BEGIN DATA IN THIS EXERCISE

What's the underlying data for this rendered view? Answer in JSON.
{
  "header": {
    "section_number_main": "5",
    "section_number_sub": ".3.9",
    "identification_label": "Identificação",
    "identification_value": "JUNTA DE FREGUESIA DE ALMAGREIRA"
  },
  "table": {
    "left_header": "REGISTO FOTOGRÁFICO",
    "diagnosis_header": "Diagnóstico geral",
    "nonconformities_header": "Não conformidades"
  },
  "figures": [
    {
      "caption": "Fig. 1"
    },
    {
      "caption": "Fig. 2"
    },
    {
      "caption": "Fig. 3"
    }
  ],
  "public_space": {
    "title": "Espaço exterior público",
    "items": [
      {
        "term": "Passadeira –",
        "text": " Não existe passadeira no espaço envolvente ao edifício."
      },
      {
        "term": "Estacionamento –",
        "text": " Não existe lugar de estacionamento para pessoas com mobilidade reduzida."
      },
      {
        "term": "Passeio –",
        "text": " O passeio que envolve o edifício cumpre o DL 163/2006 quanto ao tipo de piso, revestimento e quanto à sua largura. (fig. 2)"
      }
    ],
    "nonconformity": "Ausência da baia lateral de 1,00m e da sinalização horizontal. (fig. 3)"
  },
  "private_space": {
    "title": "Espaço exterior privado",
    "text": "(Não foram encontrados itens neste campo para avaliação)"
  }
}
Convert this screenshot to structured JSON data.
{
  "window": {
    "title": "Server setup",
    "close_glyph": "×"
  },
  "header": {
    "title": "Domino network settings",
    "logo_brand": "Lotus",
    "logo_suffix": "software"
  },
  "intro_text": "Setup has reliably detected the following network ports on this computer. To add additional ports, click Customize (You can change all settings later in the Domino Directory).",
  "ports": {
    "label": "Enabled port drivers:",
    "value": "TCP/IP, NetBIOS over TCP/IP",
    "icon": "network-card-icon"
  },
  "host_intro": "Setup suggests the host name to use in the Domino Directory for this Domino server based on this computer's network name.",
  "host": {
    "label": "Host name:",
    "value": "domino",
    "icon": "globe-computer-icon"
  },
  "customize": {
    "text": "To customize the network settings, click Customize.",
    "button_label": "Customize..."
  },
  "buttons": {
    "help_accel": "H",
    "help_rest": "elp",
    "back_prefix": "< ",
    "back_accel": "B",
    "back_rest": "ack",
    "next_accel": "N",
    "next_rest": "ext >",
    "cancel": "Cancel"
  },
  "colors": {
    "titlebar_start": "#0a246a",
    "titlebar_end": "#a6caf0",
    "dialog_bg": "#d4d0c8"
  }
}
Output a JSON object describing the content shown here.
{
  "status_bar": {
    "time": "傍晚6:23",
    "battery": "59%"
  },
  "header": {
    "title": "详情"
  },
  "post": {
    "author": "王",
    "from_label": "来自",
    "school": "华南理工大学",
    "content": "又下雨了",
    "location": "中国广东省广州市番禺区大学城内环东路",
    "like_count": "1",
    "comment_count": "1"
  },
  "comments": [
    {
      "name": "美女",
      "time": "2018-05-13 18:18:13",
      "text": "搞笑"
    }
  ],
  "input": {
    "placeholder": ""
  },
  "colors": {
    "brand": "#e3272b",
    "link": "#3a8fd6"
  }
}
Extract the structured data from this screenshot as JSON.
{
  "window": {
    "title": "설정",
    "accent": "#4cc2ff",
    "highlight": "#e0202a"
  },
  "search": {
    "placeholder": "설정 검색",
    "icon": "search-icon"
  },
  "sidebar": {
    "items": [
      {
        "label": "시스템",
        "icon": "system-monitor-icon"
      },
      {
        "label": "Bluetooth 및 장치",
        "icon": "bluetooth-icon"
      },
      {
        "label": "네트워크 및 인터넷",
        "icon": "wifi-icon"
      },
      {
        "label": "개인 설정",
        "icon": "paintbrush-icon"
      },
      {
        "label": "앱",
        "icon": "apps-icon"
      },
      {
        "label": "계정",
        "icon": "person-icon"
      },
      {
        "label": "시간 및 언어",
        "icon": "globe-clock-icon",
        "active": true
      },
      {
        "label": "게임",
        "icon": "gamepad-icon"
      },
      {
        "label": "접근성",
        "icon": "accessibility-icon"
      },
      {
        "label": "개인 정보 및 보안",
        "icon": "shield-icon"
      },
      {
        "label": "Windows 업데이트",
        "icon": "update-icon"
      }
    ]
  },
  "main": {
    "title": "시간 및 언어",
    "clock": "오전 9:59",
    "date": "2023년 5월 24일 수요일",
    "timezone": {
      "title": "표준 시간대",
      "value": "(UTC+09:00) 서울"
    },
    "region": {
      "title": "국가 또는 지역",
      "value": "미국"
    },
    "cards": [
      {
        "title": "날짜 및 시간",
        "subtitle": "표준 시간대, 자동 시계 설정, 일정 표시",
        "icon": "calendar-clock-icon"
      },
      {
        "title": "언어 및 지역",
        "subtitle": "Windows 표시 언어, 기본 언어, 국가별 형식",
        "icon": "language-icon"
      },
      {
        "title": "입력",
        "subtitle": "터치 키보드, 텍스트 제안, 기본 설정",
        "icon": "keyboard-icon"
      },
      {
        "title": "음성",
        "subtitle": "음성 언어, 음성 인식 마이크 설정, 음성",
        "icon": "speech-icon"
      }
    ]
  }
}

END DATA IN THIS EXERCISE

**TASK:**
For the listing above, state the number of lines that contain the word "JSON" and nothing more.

**PROBLEM SOLUTION:**
4